Just shy of seven months as a free man, I am happy to report that, as a 37-year-old, I am moving out of my mother’s home. Again. Maybe for the fourth time in my life, and hopefully for the last.
I alluded to this in my last post but not before because I didn’t want to get overexcited about it until it was actually approved by my agents. Now it is official, and I can proudly relate this information to you: I AM MOVING! Just two short days from now.
I have written about this move before, but as a failed attempt at leaving the nest possibly too early. I’m moving into a house with two sober guys from the program, one of which I was in prison with, and I’ve worked with for some time. He no longer works with me, but we remain friends. I don’t know the other guy, but he’s sober, and that counts for a lot.
I’ve been to see the house once. It’s small as you can see in the picture, but I’ll have my own room, so it isn’t like a sober house environment. There isn’t a house manager that watches over us, or anybody to give us random shakedowns and breathalyzers. I have my agents for that. This is a step forward.

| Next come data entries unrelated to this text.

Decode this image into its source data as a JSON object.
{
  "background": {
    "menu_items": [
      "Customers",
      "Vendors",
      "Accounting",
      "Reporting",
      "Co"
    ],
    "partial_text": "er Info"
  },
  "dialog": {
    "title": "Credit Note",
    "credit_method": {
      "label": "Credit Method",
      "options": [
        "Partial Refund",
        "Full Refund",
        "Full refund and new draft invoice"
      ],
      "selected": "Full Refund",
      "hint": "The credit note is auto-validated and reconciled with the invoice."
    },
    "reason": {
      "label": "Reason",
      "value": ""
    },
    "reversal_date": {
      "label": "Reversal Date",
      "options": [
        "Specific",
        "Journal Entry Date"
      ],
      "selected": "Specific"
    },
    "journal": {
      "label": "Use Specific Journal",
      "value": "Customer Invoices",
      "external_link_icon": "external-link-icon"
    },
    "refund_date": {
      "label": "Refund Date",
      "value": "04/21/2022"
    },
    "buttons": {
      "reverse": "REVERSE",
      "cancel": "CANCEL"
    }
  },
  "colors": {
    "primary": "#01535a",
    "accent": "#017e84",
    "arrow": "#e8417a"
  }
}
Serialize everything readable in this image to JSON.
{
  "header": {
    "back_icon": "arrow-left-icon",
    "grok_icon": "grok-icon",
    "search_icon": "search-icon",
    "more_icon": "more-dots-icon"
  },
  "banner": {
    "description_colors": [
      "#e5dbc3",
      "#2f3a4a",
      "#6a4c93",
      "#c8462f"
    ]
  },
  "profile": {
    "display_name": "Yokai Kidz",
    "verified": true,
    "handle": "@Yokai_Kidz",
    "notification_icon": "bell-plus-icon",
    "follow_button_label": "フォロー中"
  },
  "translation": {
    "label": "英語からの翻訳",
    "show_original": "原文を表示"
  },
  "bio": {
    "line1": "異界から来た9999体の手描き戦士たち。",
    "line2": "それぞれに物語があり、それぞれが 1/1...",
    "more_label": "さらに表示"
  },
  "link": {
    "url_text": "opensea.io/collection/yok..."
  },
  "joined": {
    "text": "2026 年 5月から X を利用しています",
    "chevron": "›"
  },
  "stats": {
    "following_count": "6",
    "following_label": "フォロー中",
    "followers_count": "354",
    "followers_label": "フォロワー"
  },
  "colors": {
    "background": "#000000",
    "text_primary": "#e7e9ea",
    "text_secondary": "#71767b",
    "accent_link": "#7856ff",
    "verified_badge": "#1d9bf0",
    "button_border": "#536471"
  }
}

It couldn’t come at a better time, in my opinion, as I will be moving on to the next phase of Intensive Supervised Release program soon after. That will open up a lot more time that I can spend doing things I want to do like go to more meetings, and spending more time with my family. I am also finishing the last three hours of my community service this week.
It’s all lining up. Everything is going well in so many ways. So I need to be really careful. For somebody like me, good news can be all I need to trick myself into thinking I deserve a reward. Maybe I can go out and celebrate with just one drink, or just a little crack (“A little” crack doesn’t actually exist. It’s an all or nothing drug. For more information, go here). I mean, at this point I’ve built myself a pretty good network of people that I can reach out to if the urge hits me, but it’s always good to layer on the protection.
This disease of mine can also be described as an allergy. When I drink or do drugs, things just go haywire. My body responds differently to them than normal people. Also, my allergy in particular is a little more severe than say, a gluten allergy. Oh, also I don’t believe that’s a real allergy, but I’m not a Doctor. Anyhow, let’s say that somebody with a gluten allergy accidentally ingests some flour. Well, maybe an hour or so later, they fart a little and that causes some slight discomfort or embarrassment. Well, when I ingest a little alcohol, or maybe some meth, my world flips upside down. I can no longer take care of myself financially, mentally, or physically. And this allergy affects others, too. For example, if I smoke crack, you may no longer have a television, and some of your smaller valuables may go missing as well.
Simply put, chemicals make me not give a fuck about you or me. And I’d really like to avoid all of that so that’s why I’ve immersed myself in this program of Alcoholics Anonymous. I’m not worried about relapsing because of my new place and my new freedoms, I’m excited to see what I can do with them. And I’m really happy to be able to share this with you people. For you that are new to this blog, I encourage you to see where it all started almost two years ago with just five pieces of writing paper and a 3” flexible safety pen behind the unforgiving bars at St. Cloud Men’s Reformatory/State Prison.